[[ Listed entries open ]]
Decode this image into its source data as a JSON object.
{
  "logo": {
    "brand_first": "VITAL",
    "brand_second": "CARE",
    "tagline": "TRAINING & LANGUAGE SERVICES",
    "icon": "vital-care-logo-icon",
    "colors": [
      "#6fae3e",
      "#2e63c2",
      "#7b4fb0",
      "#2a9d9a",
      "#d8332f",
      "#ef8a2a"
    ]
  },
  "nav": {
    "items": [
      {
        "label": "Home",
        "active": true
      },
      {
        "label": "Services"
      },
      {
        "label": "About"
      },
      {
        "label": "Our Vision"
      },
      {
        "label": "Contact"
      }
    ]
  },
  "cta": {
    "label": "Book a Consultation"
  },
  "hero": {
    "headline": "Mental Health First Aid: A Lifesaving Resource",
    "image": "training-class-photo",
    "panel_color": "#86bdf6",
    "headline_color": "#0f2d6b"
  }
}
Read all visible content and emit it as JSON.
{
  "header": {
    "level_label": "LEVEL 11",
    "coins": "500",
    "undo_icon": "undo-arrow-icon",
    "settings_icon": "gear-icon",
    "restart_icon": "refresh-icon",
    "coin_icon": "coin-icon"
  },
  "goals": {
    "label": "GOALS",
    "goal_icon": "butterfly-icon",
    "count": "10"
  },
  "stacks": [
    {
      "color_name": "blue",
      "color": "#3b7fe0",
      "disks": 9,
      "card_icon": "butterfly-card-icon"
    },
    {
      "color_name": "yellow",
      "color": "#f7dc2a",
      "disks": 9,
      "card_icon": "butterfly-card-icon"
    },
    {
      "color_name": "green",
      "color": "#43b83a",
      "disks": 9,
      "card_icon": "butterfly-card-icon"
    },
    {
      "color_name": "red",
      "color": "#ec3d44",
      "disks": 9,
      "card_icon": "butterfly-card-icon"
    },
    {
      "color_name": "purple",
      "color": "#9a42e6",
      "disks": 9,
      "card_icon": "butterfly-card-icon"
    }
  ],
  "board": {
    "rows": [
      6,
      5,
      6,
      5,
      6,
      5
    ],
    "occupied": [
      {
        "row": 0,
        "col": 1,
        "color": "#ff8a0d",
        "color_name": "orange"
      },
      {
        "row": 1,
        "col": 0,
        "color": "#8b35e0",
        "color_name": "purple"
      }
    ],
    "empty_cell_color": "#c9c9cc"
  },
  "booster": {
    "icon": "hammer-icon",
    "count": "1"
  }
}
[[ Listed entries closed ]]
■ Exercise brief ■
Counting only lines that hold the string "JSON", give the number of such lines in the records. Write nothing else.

■ Result below ■
2